→ **What to produce**:
Every entry must be output exactly as it was written.

- - - -

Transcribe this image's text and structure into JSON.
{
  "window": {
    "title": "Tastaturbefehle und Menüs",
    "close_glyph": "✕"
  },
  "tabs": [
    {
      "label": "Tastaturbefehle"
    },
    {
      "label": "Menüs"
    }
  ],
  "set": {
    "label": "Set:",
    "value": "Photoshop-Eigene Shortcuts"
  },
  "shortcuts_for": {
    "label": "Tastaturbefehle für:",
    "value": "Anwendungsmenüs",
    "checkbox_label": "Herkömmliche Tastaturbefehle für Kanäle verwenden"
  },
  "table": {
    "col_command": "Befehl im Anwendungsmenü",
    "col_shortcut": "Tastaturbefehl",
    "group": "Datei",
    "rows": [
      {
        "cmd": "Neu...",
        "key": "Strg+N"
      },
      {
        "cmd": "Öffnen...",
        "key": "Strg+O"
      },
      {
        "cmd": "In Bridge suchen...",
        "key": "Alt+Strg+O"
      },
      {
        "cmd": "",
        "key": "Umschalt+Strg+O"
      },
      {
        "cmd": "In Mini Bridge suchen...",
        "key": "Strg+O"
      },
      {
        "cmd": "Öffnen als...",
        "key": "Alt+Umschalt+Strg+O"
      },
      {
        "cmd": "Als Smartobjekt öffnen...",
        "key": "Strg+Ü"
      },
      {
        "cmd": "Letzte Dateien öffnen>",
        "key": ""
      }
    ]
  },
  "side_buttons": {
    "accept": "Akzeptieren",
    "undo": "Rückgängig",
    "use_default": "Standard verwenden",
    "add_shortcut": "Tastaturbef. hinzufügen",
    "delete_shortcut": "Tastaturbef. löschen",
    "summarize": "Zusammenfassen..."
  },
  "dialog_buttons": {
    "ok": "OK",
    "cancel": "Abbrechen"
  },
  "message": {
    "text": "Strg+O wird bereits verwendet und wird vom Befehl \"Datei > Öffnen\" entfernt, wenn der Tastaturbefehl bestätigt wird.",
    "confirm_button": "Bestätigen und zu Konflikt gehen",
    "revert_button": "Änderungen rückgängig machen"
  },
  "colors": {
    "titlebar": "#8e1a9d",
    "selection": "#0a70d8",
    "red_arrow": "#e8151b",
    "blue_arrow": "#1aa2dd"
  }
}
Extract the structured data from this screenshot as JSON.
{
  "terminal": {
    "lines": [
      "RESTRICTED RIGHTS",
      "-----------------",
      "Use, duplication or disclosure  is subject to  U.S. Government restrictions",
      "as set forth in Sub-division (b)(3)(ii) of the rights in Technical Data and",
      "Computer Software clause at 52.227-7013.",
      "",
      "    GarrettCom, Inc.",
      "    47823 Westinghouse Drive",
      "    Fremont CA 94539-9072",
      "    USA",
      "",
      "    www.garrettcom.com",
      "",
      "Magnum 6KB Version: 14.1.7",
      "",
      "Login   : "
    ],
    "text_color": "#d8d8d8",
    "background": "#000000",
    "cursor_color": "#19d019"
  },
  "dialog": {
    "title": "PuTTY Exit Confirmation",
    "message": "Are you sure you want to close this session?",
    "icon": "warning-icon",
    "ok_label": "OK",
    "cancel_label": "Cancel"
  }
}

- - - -

→ **Response for this exercise**:
Transcribe this image's text and structure into JSON.
{
  "window": {
    "title": "Tastaturbefehle und Menüs",
    "close_glyph": "✕"
  },
  "tabs": [
    {
      "label": "Tastaturbefehle"
    },
    {
      "label": "Menüs"
    }
  ],
  "set": {
    "label": "Set:",
    "value": "Photoshop-Eigene Shortcuts"
  },
  "shortcuts_for": {
    "label": "Tastaturbefehle für:",
    "value": "Anwendungsmenüs",
    "checkbox_label": "Herkömmliche Tastaturbefehle für Kanäle verwenden"
  },
  "table": {
    "col_command": "Befehl im Anwendungsmenü",
    "col_shortcut": "Tastaturbefehl",
    "group": "Datei",
    "rows": [
      {
        "cmd": "Neu...",
        "key": "Strg+N"
      },
      {
        "cmd": "Öffnen...",
        "key": "Strg+O"
      },
      {
        "cmd": "In Bridge suchen...",
        "key": "Alt+Strg+O"
      },
      {
        "cmd": "",
        "key": "Umschalt+Strg+O"
      },
      {
        "cmd": "In Mini Bridge suchen...",
        "key": "Strg+O"
      },
      {
        "cmd": "Öffnen als...",
        "key": "Alt+Umschalt+Strg+O"
      },
      {
        "cmd": "Als Smartobjekt öffnen...",
        "key": "Strg+Ü"
      },
      {
        "cmd": "Letzte Dateien öffnen>",
        "key": ""
      }
    ]
  },
  "side_buttons": {
    "accept": "Akzeptieren",
    "undo": "Rückgängig",
    "use_default": "Standard verwenden",
    "add_shortcut": "Tastaturbef. hinzufügen",
    "delete_shortcut": "Tastaturbef. löschen",
    "summarize": "Zusammenfassen..."
  },
  "dialog_buttons": {
    "ok": "OK",
    "cancel": "Abbrechen"
  },
  "message": {
    "text": "Strg+O wird bereits verwendet und wird vom Befehl \"Datei > Öffnen\" entfernt, wenn der Tastaturbefehl bestätigt wird.",
    "confirm_button": "Bestätigen und zu Konflikt gehen",
    "revert_button": "Änderungen rückgängig machen"
  },
  "colors": {
    "titlebar": "#8e1a9d",
    "selection": "#0a70d8",
    "red_arrow": "#e8151b",
    "blue_arrow": "#1aa2dd"
  }
}
Extract the structured data from this screenshot as JSON.
{
  "terminal": {
    "lines": [
      "RESTRICTED RIGHTS",
      "-----------------",
      "Use, duplication or disclosure  is subject to  U.S. Government restrictions",
      "as set forth in Sub-division (b)(3)(ii) of the rights in Technical Data and",
      "Computer Software clause at 52.227-7013.",
      "",
      "    GarrettCom, Inc.",
      "    47823 Westinghouse Drive",
      "    Fremont CA 94539-9072",
      "    USA",
      "",
      "    www.garrettcom.com",
      "",
      "Magnum 6KB Version: 14.1.7",
      "",
      "Login   : "
    ],
    "text_color": "#d8d8d8",
    "background": "#000000",
    "cursor_color": "#19d019"
  },
  "dialog": {
    "title": "PuTTY Exit Confirmation",
    "message": "Are you sure you want to close this session?",
    "icon": "warning-icon",
    "ok_label": "OK",
    "cancel_label": "Cancel"
  }
}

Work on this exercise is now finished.